▶

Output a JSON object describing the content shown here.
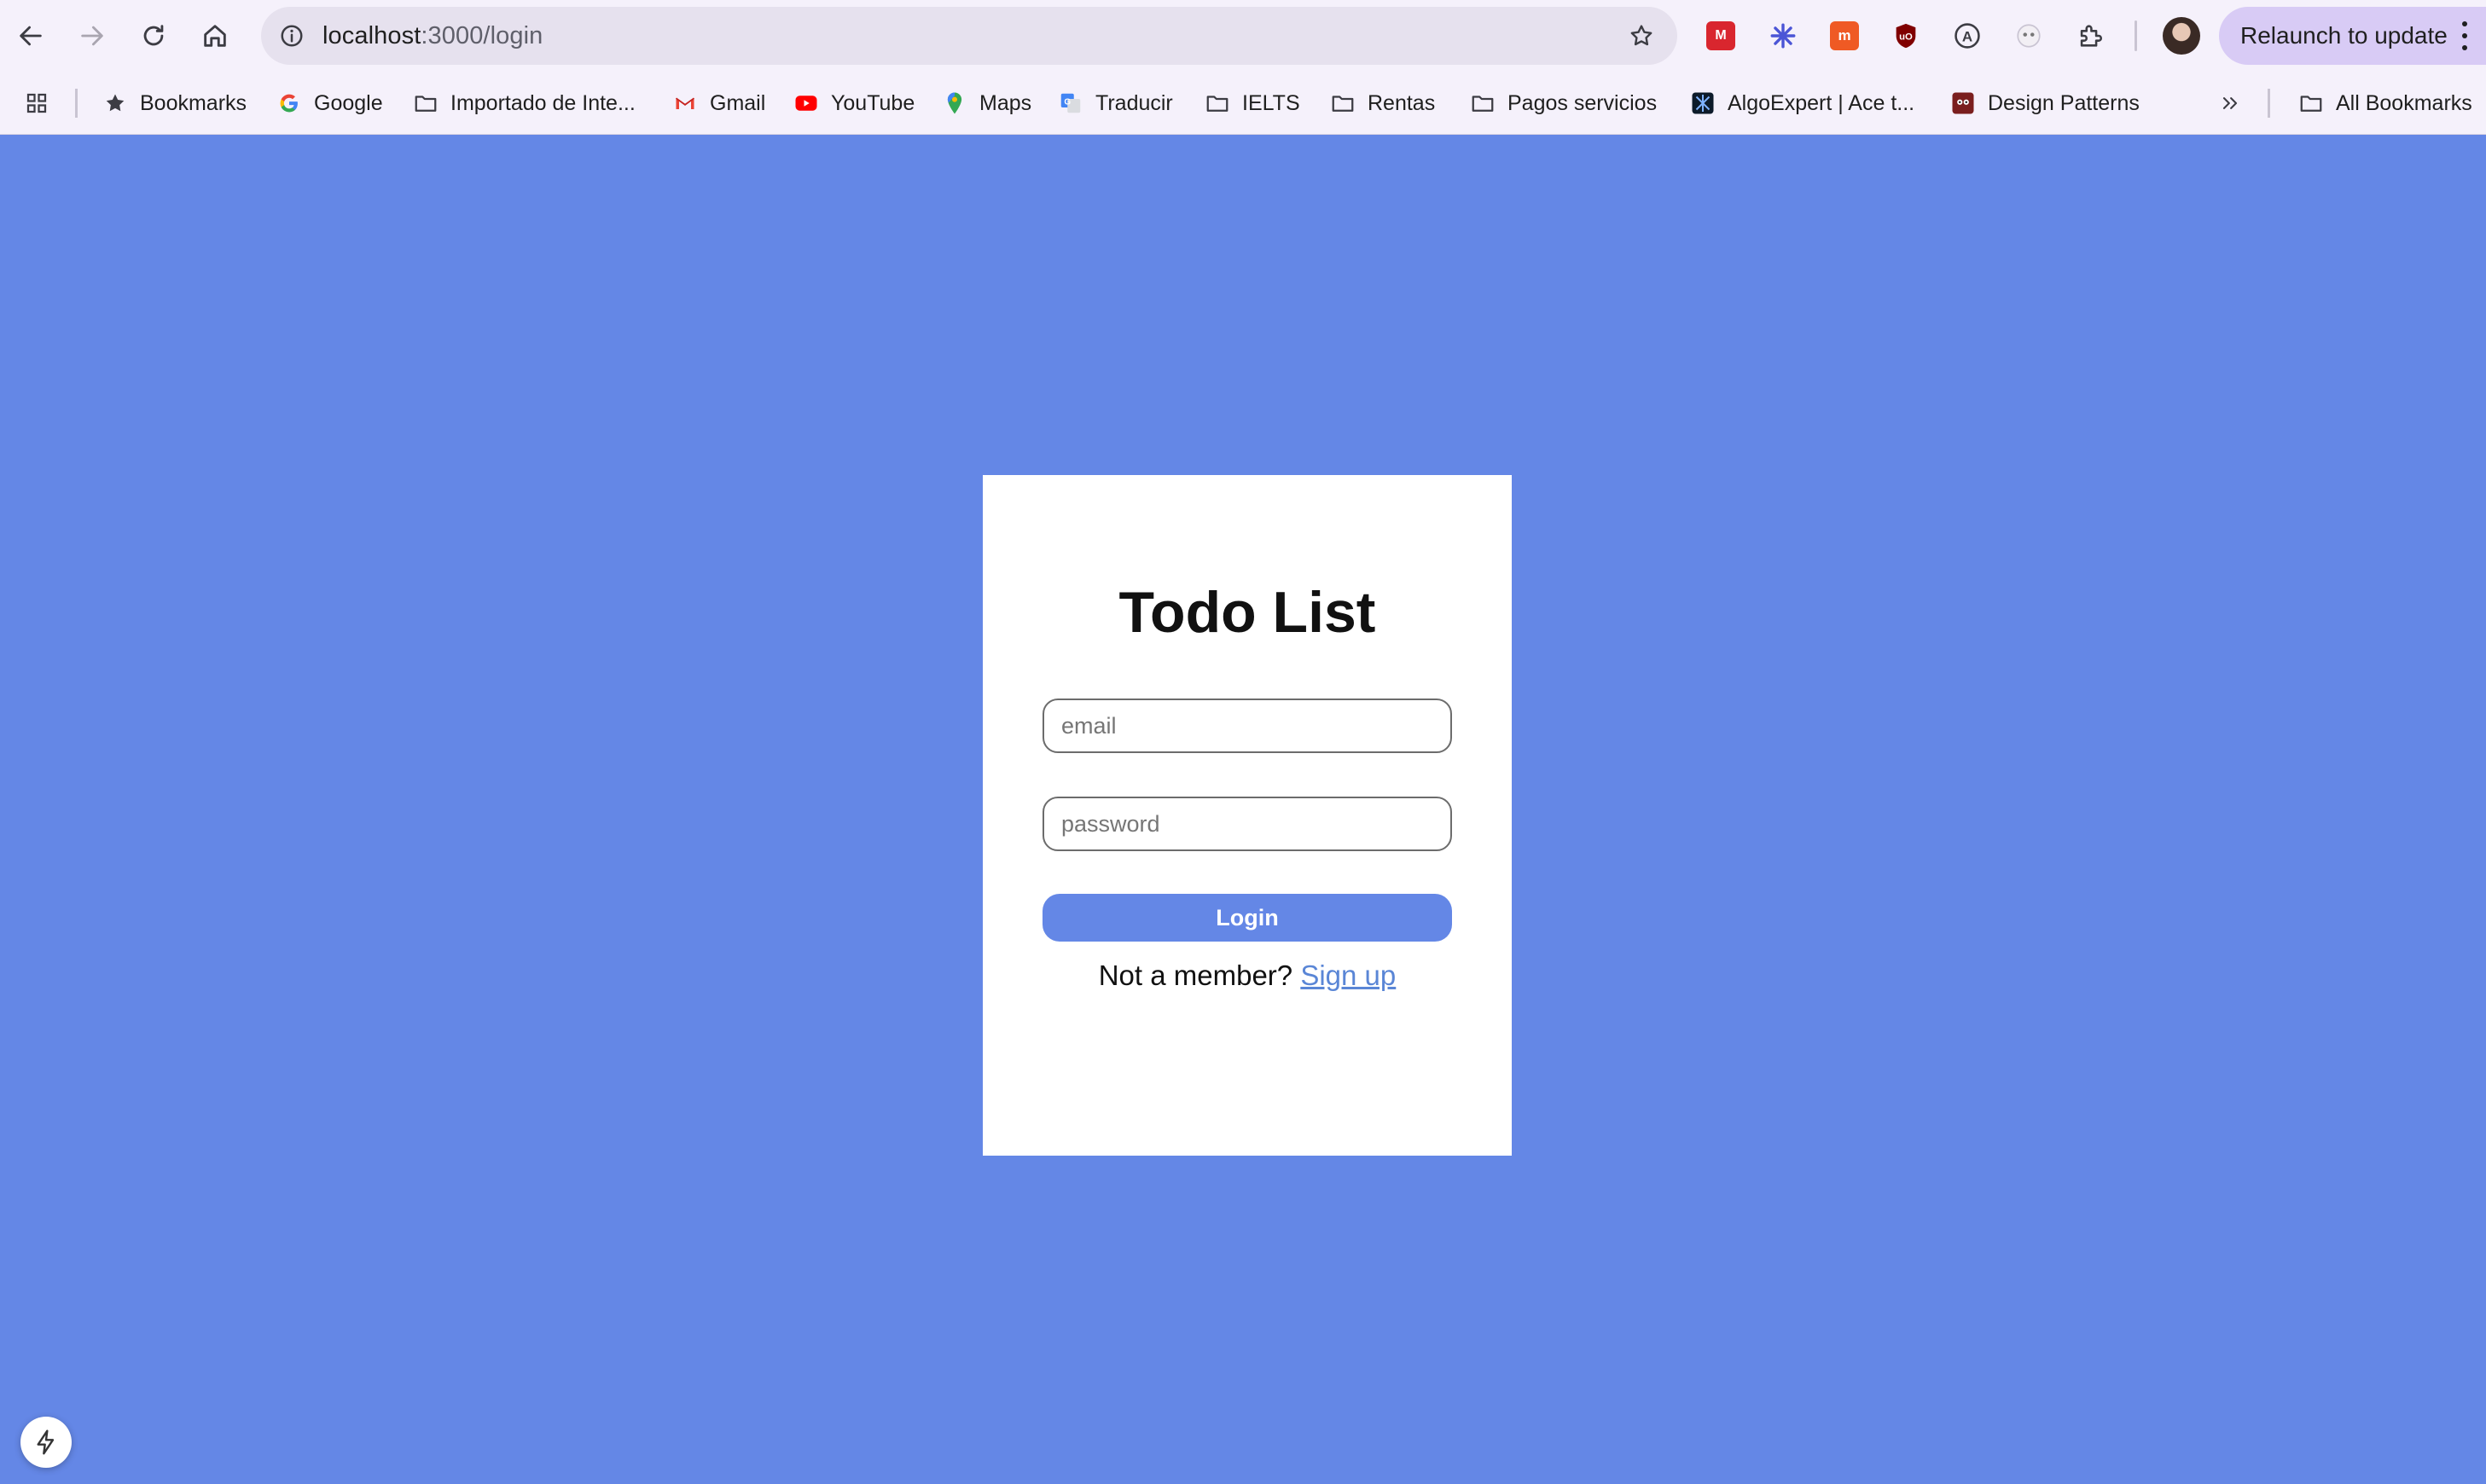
{
  "browser": {
    "url_host": "localhost",
    "url_path": ":3000/login",
    "relaunch_label": "Relaunch to update"
  },
  "bookmarks": [
    {
      "label": "Bookmarks",
      "icon": "star-icon"
    },
    {
      "label": "Google",
      "icon": "google-icon"
    },
    {
      "label": "Importado de Inte...",
      "icon": "folder-icon"
    },
    {
      "label": "Gmail",
      "icon": "gmail-icon"
    },
    {
      "label": "YouTube",
      "icon": "youtube-icon"
    },
    {
      "label": "Maps",
      "icon": "maps-icon"
    },
    {
      "label": "Traducir",
      "icon": "translate-icon"
    },
    {
      "label": "IELTS",
      "icon": "folder-icon"
    },
    {
      "label": "Rentas",
      "icon": "folder-icon"
    },
    {
      "label": "Pagos servicios",
      "icon": "folder-icon"
    },
    {
      "label": "AlgoExpert | Ace t...",
      "icon": "algoexpert-icon"
    },
    {
      "label": "Design Patterns",
      "icon": "refactoring-icon"
    }
  ],
  "all_bookmarks_label": "All Bookmarks",
  "login": {
    "title": "Todo List",
    "email_placeholder": "email",
    "password_placeholder": "password",
    "login_button": "Login",
    "not_member_text": "Not a member?",
    "signup_link": "Sign up"
  },
  "colors": {
    "page_background": "#6487e6",
    "accent": "#6487e6",
    "link": "#5a86d6"
  }
}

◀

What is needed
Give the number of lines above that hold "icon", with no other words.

Response to this exercise
12